I started taking private conducting lessons with Jerry, and I actually enrolled in a graduate conducting seminar for non-conducting majors as an undergrad. Then they let me into the grad program here, and the rest is history. I completely fell in love with it.

SK: How was your first season as UMS Choral Union conductor?

SH: Good! For everybody, I think. One of the interesting parts of my work with the Choral Union is that there are different roles that I play. And this year, we’ve really done everything. I’ve prepared the chorus for someone else, I’ve done a piece they know, and I’ve done a piece that they didn’t know that I’ve conducted. So I’ve been able to experience everything that they do in one season. It’s been a bit of a whirlwind, but it’s a good start.

And I got to stand next to Alan Gilbert on the Michigan football field, so that was pretty cool. Even though I didn’t get to conduct. I wanted to conduct the Michigan marching band, but I’ll have to wait for that.

SK: How does it feel following in Jerry Blackstone’s footsteps after being his student?

SH: They’re big shoes. Big boots, as we say. He was probably my biggest mentor. He’s somebody that I look up to, and it’s an honor to be his successor. I never thought that would be possible. But I owe a lot of that to him because of what he taught me, the advice he’s given me about teaching, and the compassion he’s shown me. He’s the most gracious predecessor I could ever imagine and I love that about him. I am very lucky to have somebody like that just down the road.

UMS Choral Union prepares for Handel’s Messiah performances during 2015-16 season.

SK: What makes the UMS Choral Union special?

SH: They’re phenomenal singers. A group of intelligent, passionate, and really compassionate people that come together to make a commitment to the composer and piece that they perform.

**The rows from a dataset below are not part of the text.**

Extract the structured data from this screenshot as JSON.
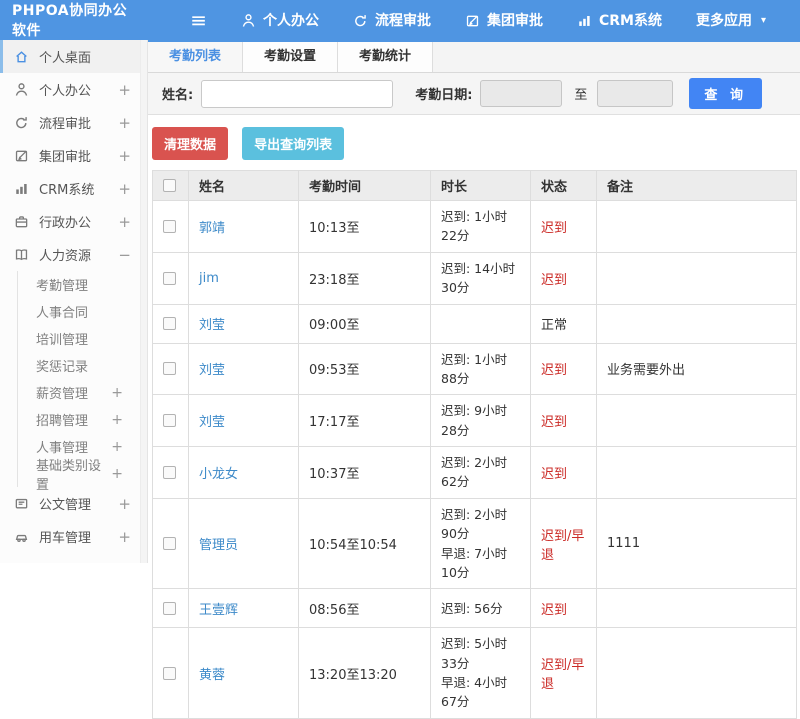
{
  "colors": {
    "topbar": "#4f95e2",
    "accent": "#4285f4",
    "link": "#3d8ac9",
    "danger_text": "#cb2b27",
    "btn_clean": "#d9534f",
    "btn_export": "#5bc0de"
  },
  "topbar": {
    "brand": "PHPOA协同办公软件",
    "menu_icon": "≡",
    "items": [
      {
        "label": "个人办公"
      },
      {
        "label": "流程审批"
      },
      {
        "label": "集团审批"
      },
      {
        "label": "CRM系统"
      },
      {
        "label": "更多应用",
        "caret": "▾"
      }
    ]
  },
  "sidebar": {
    "items": [
      {
        "label": "个人桌面",
        "expand": ""
      },
      {
        "label": "个人办公",
        "expand": "+"
      },
      {
        "label": "流程审批",
        "expand": "+"
      },
      {
        "label": "集团审批",
        "expand": "+"
      },
      {
        "label": "CRM系统",
        "expand": "+"
      },
      {
        "label": "行政办公",
        "expand": "+"
      },
      {
        "label": "人力资源",
        "expand": "−"
      }
    ],
    "hr_submenu": [
      {
        "label": "考勤管理",
        "expand": ""
      },
      {
        "label": "人事合同",
        "expand": ""
      },
      {
        "label": "培训管理",
        "expand": ""
      },
      {
        "label": "奖惩记录",
        "expand": ""
      },
      {
        "label": "薪资管理",
        "expand": "+"
      },
      {
        "label": "招聘管理",
        "expand": "+"
      },
      {
        "label": "人事管理",
        "expand": "+"
      },
      {
        "label": "基础类别设置",
        "expand": "+"
      }
    ],
    "bottom_items": [
      {
        "label": "公文管理",
        "expand": "+"
      },
      {
        "label": "用车管理",
        "expand": "+"
      }
    ]
  },
  "tabs": [
    {
      "label": "考勤列表"
    },
    {
      "label": "考勤设置"
    },
    {
      "label": "考勤统计"
    }
  ],
  "filter": {
    "name_label": "姓名:",
    "date_label": "考勤日期:",
    "to_label": "至",
    "search_button": "查 询"
  },
  "actions": {
    "clean_button": "清理数据",
    "export_button": "导出查询列表"
  },
  "table": {
    "headers": [
      "姓名",
      "考勤时间",
      "时长",
      "状态",
      "备注"
    ],
    "rows": [
      {
        "name": "郭靖",
        "time": "10:13至",
        "duration1": "迟到: 1小时22分",
        "duration2": "",
        "status": "迟到",
        "remark": ""
      },
      {
        "name": "jim",
        "time": "23:18至",
        "duration1": "迟到: 14小时30分",
        "duration2": "",
        "status": "迟到",
        "remark": ""
      },
      {
        "name": "刘莹",
        "time": "09:00至",
        "duration1": "",
        "duration2": "",
        "status": "正常",
        "remark": ""
      },
      {
        "name": "刘莹",
        "time": "09:53至",
        "duration1": "迟到: 1小时88分",
        "duration2": "",
        "status": "迟到",
        "remark": "业务需要外出"
      },
      {
        "name": "刘莹",
        "time": "17:17至",
        "duration1": "迟到: 9小时28分",
        "duration2": "",
        "status": "迟到",
        "remark": ""
      },
      {
        "name": "小龙女",
        "time": "10:37至",
        "duration1": "迟到: 2小时62分",
        "duration2": "",
        "status": "迟到",
        "remark": ""
      },
      {
        "name": "管理员",
        "time": "10:54至10:54",
        "duration1": "迟到: 2小时90分",
        "duration2": "早退: 7小时10分",
        "status": "迟到/早退",
        "remark": "1111"
      },
      {
        "name": "王壹辉",
        "time": "08:56至",
        "duration1": "迟到: 56分",
        "duration2": "",
        "status": "迟到",
        "remark": ""
      },
      {
        "name": "黄蓉",
        "time": "13:20至13:20",
        "duration1": "迟到: 5小时33分",
        "duration2": "早退: 4小时67分",
        "status": "迟到/早退",
        "remark": ""
      }
    ]
  }
}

They are coming from all different walks of life: they’re working full time and singing, they’re students, they’re retired, they’re travelling all the time… but they come together Monday nights to sing phenomenal repertoire. I love working with people that are just so energetic about what they do.

SK: What should we look forward to in the 2016-17 season?

SH: Messiah, of course. We love Messiah [December 3 and 4, 2016]. They’ll also do some new repertoire. The Beethoven Missa Solemnis with the Ann Arbor Symphony at Hill Auditorium as well as with the Toledo Symphony [March 11 and April 28, 2017, respectively]. The singers will be working very hard, because not only will we be doing that, we’ll be preparing the Beethoven 9 for both the Budapest Festival Orchestra [February 10, 2017] and the DSO. We have a lot of a Beethoven on the horizon. That music will really showcase our singers.

SB: Anything else you want audiences to know?

SH: One of the things the Choral Union prides itself on is that we have no paid singers, it’s an all volunteer chorus, and it’s one of those groups that is entirely self-managed. We have vocal coaches and section leaders all within the group, and it’s a really great synergy of volunteers. It’s a chorus that runs itself. Obviously we work within the UMS auspices, and we have UMS staff liaisons, but there’s a certain corps of people that just sing because they love it. And I think that’s very important. They’re a very tight knit group, and they’re very loyal. I love that about them.

For more information on the Choral Union, including a list of their upcoming shows and audition opportunities, visit

How to Get Ready for Handel’s Messiah

Handel’s Messiah performances are an annual tradition at UMS.

In 2015, we followed conductor Scott Hanoian into a rehearsal with the UMS Choral Union.

Updated 6/2/2017